• [PROBLEM TO SOLVE] In the following material, identify every line holding the string "true" and return it.

• [TASK INPUT]
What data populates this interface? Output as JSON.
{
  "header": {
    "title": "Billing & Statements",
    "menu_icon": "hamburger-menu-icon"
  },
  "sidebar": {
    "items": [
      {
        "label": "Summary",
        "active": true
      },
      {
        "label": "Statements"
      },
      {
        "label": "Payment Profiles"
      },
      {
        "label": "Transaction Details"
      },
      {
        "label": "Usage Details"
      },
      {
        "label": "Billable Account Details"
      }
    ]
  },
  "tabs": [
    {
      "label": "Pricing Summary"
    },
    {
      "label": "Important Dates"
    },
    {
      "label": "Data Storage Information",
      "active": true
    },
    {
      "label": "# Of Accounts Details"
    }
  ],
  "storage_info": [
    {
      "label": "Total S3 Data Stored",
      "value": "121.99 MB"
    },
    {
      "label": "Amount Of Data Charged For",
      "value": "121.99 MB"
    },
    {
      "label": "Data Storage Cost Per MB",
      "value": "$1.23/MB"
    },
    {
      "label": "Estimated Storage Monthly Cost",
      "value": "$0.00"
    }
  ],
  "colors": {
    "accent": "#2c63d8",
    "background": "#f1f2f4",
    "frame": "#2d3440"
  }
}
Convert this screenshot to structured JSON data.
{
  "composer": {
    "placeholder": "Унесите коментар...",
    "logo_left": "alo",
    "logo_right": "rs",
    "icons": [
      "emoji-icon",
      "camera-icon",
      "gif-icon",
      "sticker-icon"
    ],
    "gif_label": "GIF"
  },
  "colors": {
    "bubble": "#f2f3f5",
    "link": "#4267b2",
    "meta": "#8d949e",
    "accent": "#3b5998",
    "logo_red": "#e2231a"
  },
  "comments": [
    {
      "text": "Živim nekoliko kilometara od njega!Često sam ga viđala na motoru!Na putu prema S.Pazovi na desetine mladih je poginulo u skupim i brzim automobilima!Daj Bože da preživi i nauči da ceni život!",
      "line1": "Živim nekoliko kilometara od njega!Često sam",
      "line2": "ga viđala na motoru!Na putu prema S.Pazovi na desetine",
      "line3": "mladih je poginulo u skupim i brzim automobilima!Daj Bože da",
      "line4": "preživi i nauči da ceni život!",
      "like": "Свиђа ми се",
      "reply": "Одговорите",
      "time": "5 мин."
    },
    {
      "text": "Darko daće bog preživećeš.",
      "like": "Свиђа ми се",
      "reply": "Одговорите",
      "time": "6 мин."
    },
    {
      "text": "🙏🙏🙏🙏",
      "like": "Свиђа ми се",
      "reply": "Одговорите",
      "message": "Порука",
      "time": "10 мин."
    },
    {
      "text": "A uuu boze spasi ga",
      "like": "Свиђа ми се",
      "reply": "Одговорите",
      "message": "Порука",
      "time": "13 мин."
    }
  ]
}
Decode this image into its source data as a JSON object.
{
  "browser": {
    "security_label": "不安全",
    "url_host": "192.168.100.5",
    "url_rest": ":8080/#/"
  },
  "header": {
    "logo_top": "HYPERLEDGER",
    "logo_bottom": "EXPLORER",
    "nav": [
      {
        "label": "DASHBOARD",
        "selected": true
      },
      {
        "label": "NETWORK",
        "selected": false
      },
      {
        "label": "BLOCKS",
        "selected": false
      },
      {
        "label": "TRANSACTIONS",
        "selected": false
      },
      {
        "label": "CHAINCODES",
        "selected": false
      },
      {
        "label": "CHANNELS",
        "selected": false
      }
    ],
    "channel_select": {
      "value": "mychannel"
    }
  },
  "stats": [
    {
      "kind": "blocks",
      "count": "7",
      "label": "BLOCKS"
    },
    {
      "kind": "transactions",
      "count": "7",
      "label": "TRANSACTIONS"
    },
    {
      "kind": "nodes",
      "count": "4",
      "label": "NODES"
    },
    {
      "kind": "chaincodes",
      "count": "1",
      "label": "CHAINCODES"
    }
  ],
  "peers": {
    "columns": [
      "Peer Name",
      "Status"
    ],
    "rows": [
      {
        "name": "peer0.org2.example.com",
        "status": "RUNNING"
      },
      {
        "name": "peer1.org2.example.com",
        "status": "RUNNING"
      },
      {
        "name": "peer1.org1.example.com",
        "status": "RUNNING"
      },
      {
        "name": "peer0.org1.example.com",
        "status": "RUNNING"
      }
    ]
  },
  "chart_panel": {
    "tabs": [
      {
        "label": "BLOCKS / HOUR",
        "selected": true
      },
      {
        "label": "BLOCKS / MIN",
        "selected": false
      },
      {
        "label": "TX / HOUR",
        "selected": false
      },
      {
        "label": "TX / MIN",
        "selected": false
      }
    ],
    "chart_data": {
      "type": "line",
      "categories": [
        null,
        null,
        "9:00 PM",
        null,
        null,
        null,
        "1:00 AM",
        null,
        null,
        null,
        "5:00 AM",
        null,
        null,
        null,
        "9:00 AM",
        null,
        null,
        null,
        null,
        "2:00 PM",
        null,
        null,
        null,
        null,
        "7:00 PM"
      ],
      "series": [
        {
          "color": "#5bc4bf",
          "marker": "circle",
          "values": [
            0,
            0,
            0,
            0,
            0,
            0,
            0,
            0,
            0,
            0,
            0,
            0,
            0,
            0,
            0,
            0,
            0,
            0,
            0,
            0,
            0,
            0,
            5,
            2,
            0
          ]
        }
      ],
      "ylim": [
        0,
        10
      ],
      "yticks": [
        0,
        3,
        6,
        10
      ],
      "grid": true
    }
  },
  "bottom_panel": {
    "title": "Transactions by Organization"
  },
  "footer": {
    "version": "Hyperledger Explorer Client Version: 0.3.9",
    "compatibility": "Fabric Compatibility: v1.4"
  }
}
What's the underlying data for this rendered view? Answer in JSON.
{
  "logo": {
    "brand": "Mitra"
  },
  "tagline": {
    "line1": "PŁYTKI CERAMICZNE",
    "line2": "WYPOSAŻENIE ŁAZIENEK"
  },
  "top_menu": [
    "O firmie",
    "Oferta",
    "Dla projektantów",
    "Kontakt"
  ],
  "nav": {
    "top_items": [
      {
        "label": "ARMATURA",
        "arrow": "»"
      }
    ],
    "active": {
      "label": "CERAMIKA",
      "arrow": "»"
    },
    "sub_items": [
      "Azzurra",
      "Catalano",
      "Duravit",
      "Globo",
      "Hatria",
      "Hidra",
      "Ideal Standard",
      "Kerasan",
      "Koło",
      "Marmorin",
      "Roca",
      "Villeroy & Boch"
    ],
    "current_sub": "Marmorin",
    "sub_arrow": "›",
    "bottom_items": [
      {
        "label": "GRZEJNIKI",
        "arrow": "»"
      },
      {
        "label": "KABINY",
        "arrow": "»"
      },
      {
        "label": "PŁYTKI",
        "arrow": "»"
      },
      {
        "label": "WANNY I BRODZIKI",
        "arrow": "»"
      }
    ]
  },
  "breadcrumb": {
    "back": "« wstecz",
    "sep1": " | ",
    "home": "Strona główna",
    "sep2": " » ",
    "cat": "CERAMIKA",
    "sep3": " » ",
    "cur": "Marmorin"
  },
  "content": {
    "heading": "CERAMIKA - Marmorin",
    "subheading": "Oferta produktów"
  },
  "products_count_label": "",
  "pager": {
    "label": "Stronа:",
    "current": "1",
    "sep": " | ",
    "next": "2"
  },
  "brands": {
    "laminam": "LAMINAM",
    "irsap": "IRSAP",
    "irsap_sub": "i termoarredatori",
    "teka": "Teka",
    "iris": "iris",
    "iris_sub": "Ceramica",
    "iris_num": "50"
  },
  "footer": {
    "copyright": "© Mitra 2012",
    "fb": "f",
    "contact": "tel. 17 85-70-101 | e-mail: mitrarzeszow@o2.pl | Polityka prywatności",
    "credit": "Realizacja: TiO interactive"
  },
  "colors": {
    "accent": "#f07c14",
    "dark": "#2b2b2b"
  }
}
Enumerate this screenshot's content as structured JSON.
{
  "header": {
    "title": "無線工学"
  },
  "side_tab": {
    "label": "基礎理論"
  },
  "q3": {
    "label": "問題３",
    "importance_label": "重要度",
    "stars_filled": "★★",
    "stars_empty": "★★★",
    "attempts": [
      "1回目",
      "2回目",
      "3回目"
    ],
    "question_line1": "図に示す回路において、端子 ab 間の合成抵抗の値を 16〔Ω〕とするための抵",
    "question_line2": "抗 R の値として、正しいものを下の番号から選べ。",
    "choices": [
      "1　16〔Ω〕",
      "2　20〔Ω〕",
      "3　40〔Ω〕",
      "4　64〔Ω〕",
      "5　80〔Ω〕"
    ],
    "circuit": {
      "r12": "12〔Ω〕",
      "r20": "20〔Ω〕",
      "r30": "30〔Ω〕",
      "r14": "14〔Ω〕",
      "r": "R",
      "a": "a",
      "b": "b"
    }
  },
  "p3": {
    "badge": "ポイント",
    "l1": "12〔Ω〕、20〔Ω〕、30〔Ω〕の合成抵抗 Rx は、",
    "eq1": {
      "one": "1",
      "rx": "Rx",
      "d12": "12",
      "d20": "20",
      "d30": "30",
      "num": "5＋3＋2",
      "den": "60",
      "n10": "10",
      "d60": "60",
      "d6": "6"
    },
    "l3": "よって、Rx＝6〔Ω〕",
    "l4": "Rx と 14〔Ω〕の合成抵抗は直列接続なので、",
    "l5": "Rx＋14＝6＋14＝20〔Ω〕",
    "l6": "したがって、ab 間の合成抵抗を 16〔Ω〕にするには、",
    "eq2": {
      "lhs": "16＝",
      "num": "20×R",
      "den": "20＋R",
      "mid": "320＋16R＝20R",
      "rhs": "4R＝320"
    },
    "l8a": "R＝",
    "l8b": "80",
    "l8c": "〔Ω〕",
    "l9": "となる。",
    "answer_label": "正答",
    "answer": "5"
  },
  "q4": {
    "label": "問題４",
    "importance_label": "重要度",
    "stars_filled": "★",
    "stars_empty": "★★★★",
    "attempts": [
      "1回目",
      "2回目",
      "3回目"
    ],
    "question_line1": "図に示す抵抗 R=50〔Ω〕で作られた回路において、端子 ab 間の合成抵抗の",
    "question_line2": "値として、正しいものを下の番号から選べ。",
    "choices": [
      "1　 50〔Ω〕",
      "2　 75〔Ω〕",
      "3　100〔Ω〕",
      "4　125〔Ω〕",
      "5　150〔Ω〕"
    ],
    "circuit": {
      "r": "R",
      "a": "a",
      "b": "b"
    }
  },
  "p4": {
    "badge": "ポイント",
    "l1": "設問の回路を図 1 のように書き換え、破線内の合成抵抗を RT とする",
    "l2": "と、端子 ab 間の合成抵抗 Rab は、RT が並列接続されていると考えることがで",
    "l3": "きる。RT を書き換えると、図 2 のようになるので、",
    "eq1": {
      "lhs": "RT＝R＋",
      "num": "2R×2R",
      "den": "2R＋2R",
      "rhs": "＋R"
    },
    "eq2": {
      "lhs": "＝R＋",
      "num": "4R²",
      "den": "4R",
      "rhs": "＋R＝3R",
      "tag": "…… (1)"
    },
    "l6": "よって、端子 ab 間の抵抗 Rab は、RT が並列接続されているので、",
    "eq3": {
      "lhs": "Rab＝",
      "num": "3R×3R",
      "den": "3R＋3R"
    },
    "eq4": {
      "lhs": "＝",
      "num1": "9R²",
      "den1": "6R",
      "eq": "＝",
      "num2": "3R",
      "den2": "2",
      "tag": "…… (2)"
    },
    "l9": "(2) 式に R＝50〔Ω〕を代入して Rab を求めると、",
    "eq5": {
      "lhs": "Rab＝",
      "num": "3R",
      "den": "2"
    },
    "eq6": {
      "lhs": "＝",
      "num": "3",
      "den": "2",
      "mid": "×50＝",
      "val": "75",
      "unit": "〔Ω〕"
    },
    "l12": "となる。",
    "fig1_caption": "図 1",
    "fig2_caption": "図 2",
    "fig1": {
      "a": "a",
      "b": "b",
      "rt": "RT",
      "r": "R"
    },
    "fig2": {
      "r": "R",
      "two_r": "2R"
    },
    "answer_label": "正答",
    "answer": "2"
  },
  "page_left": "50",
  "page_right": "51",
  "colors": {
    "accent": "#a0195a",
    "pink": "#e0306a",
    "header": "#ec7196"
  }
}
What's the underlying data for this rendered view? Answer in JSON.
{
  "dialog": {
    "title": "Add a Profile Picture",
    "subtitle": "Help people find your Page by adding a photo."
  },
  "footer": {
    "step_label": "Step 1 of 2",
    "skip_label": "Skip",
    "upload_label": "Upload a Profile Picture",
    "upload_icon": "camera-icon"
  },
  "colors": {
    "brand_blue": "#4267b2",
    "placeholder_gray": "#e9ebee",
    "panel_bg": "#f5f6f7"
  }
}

• [RESPONSE TO THIS TASK]
        "active": true
      "active": true
        "selected": true
        "selected": true
      "grid": true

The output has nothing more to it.